The Australian Privacy Principles (APP) are contained within the Privacy Act. APP12 governs when an institution is asked to give an individual, or their intermediary, access to any personal information they control about that individual.
Personal information includes names and contact details, sensitive information, credit information, photographs or employee record information. Sensitive information includes matters such as racial or ethnic origin, religious or political associations, sexual orientation, health or criminal information and generally has the highest level of privacy protection.
Documents such as newsletters, magazines, yearbooks or other publicly available publications do not comprise personal information and may be disclosed without concern for breaching the privacy of individuals.
An institution is required to respond to the individual's request for personal information within 30 days of receipt of the request and to provide disclosure within a reasonable period thereafter. Before disclosing any information, an institution should take steps to verify an individual's identity such as through provision of a signed Authority to Receive. An institution can charge for costs incurred in producing the personal information, provided the charge is not excessive. This may include staff costs in searching for, locating, reproducing and sending the information to the individual, or their intermediary.
If another individual, organisation or agency seeks personal information, APP6 dictates that the personal information can only be used or disclosed in ways which the individual would have expected (known as the primary purpose) or if an exception applies. Exceptions include implied or actual consent, if sought by law or court order, if reasonably necessary for an enforcement body or if being disclosed to a related body corporate. Care should be taken where there are uncertainties in the application of these exceptions.
Authority to Receive
An Authority to Receive is an informal document seeking personal information by an individual and holds no legal basis for compulsion of records other than the personal information relating to the individual.
Requests for Staff Files
Whilst information of other individuals may be sought (such as staff files), the Privacy Act and APP still applies to this information, and an institution should not disclose any records other than the personal information of the individual who has provided the authority. Redactions of those records may be necessary to protect the personal information of other individuals (who might include other students and staff).
If personal information is sought regarding a person who is deceased, the Privacy Act will no longer apply. Therefore any information relating to a deceased person can be disclosed, unless that document also refers to a living person to whom reference should be redacted.
National Redress Scheme
The use and disclosure of protected information is governed by the National Redress Scheme for Institutional Child Sexual Abuse Act 2018 (Cth) (Act).
Protected Information includes information similar to personal information in addition to an individual's disclosure of abuse made to the National Redress Scheme (NRS). The NRS Act dictates that protected information cannot be disclosed for any purpose other than the NRS, despite one instance of contrary case law in Victoria (see Jagoe v Trustees of the Marist Brothers & Anor  VSC 563) which has not been adopted by other jurisdictions.
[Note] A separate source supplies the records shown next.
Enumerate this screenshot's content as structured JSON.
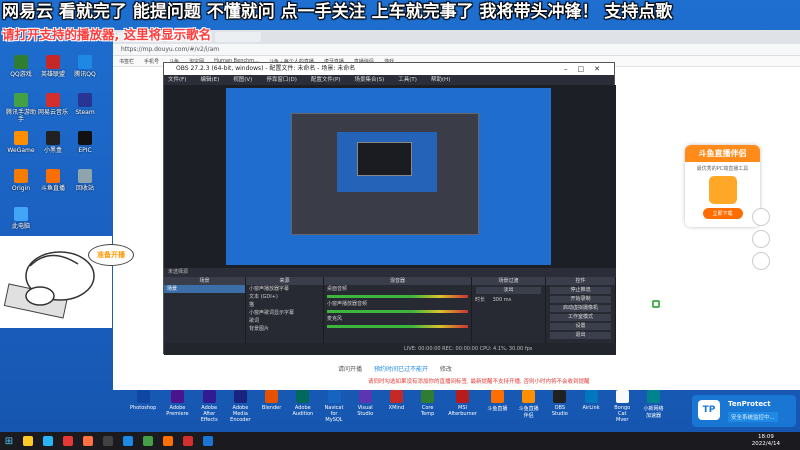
{
  "overlay": {
    "marquee": "网易云 看就完了 能提问题 不懂就问 点一手关注 上车就完事了 我将带头冲锋！ 支持点歌",
    "subnote": "请打开支持的播放器, 这里将显示歌名"
  },
  "desktop_icons": [
    {
      "label": "QQ游戏",
      "color": "#2e7d32"
    },
    {
      "label": "英雄联盟",
      "color": "#c62828"
    },
    {
      "label": "腾讯QQ",
      "color": "#1e88e5"
    },
    {
      "label": "腾讯手游助手",
      "color": "#43a047"
    },
    {
      "label": "网易云音乐",
      "color": "#d32f2f"
    },
    {
      "label": "Steam",
      "color": "#283593"
    },
    {
      "label": "WeGame",
      "color": "#ff8f00"
    },
    {
      "label": "小黑盒",
      "color": "#212121"
    },
    {
      "label": "EPIC",
      "color": "#111111"
    },
    {
      "label": "Origin",
      "color": "#f57c00"
    },
    {
      "label": "斗鱼直播",
      "color": "#ff6f00"
    },
    {
      "label": "回收站",
      "color": "#90a4ae"
    },
    {
      "label": "此电脑",
      "color": "#42a5f5"
    }
  ],
  "browser": {
    "address": "https://mp.douyu.com/#/v2/i/am",
    "bookmarks": [
      "书签栏",
      "手机号",
      "斗鱼",
      "淘宝网",
      "Human Benchm...",
      "斗鱼 - 每个人的直播",
      "虎牙直播",
      "直播伴侣",
      "游戏"
    ],
    "footer_line1_prefix": "请问开播",
    "footer_line1_link": "预约时间已过不能开",
    "footer_line1_action": "修改",
    "footer_line2": "请同时勾选如果没有添加你的直播间标签, 最新提醒不支持开播, 否则小时内将不会收到提醒"
  },
  "obs": {
    "title": "OBS 27.2.3 (64-bit, windows) - 配置文件: 未命名 - 场景: 未命名",
    "menus": [
      "文件(F)",
      "编辑(E)",
      "视图(V)",
      "停靠窗口(D)",
      "配置文件(P)",
      "场景集合(S)",
      "工具(T)",
      "帮助(H)"
    ],
    "labels_bar": "未选择源",
    "docks": {
      "scenes": {
        "title": "场景",
        "items": [
          "场景"
        ]
      },
      "sources": {
        "title": "来源",
        "items": [
          "小窗声播放器字幕",
          "文本 (GDI+)",
          "猫",
          "小窗声歌词显示字幕",
          "歌词",
          "背景图片"
        ]
      },
      "mixer": {
        "title": "混音器",
        "channels": [
          "桌面音频",
          "小窗声播放器音频",
          "麦克风"
        ]
      },
      "transitions": {
        "title": "场景过渡",
        "type": "淡出",
        "duration_label": "时长",
        "duration": "300 ms"
      },
      "controls": {
        "title": "控件",
        "buttons": [
          "停止推流",
          "开始录制",
          "启动虚拟摄像机",
          "工作室模式",
          "设置",
          "退出"
        ]
      }
    },
    "status": "LIVE: 00:00:00   REC: 00:00:00   CPU: 4.1%, 30.00 fps"
  },
  "promo": {
    "title": "斗鱼直播伴侣",
    "subtitle": "最优秀的PC端直播工具",
    "button": "立即下载"
  },
  "cat_bubble": "准备开播",
  "apps": [
    {
      "label": "Photoshop",
      "color": "#0d47a1"
    },
    {
      "label": "Adobe Premiere",
      "color": "#4a148c"
    },
    {
      "label": "Adobe After Effects",
      "color": "#311b92"
    },
    {
      "label": "Adobe Media Encoder",
      "color": "#1a237e"
    },
    {
      "label": "Blender",
      "color": "#e65100"
    },
    {
      "label": "Adobe Audition",
      "color": "#00695c"
    },
    {
      "label": "Navicat for MySQL",
      "color": "#1565c0"
    },
    {
      "label": "Visual Studio",
      "color": "#5e35b1"
    },
    {
      "label": "XMind",
      "color": "#c62828"
    },
    {
      "label": "Core Temp",
      "color": "#2e7d32"
    },
    {
      "label": "MSI Afterburner",
      "color": "#b71c1c"
    },
    {
      "label": "斗鱼直播",
      "color": "#ff6f00"
    },
    {
      "label": "斗鱼直播伴侣",
      "color": "#ff8f00"
    },
    {
      "label": "OBS Studio",
      "color": "#212121"
    },
    {
      "label": "AirLink",
      "color": "#0277bd"
    },
    {
      "label": "Bongo Cat Mver",
      "color": "#fafafa"
    },
    {
      "label": "小新网络加速器",
      "color": "#00838f"
    }
  ],
  "tenprotect": {
    "logo": "TP",
    "title": "TenProtect",
    "message": "安全系统监控中..."
  },
  "taskbar": {
    "time": "18:09",
    "date": "2022/4/14",
    "icons": [
      {
        "name": "explorer",
        "color": "#ffca28"
      },
      {
        "name": "edge",
        "color": "#29b6f6"
      },
      {
        "name": "chrome",
        "color": "#e53935"
      },
      {
        "name": "game",
        "color": "#ff7043"
      },
      {
        "name": "obs",
        "color": "#424242"
      },
      {
        "name": "qq",
        "color": "#1e88e5"
      },
      {
        "name": "wechat",
        "color": "#43a047"
      },
      {
        "name": "douyu",
        "color": "#ff6f00"
      },
      {
        "name": "netease",
        "color": "#d32f2f"
      },
      {
        "name": "vscode",
        "color": "#1976d2"
      }
    ]
  }
}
Care should be taken not to disclose protected information to other individuals or institutions.
Documents Sought by Law or by Court Order
An institution may also receive a formal request for records in the form of pre-litigation discovery, police warrants, subpoenas and notices to produce. Each of these are exceptions to the disclosure of documents under the Privacy Act and must be complied with subject to the rules and laws within each Australian jurisdiction.
For example, in NSW, if a subpoena to produce is issued on an institution seeking personal information, the records containing the personal information must be produced in unredacted form if they relate to a fact in issue in the court proceedings. This subpoena may consequently disclose personal information of persons unrelated to the court proceedings and who may not have consented to the disclosure of their information by the institution but must nevertheless still be produced by the institution.
The disclosure of records, particularly in sensitive historical matters, can form important evidence in any criminal or civil proceedings. We therefore recommend exercising great care considering an institution's legal obligations before disclosures are made.
This is commentary published by Colin Biggers & Paisley for general information purposes only. This should not be relied on as specific advice. You should seek your own legal and other advice for any question, or for any specific situation or proposal, before making any final decision. The content also is subject to change. A person listed may not be admitted as a lawyer in all States and Territories. © Colin Biggers & Paisley, Australia 2024.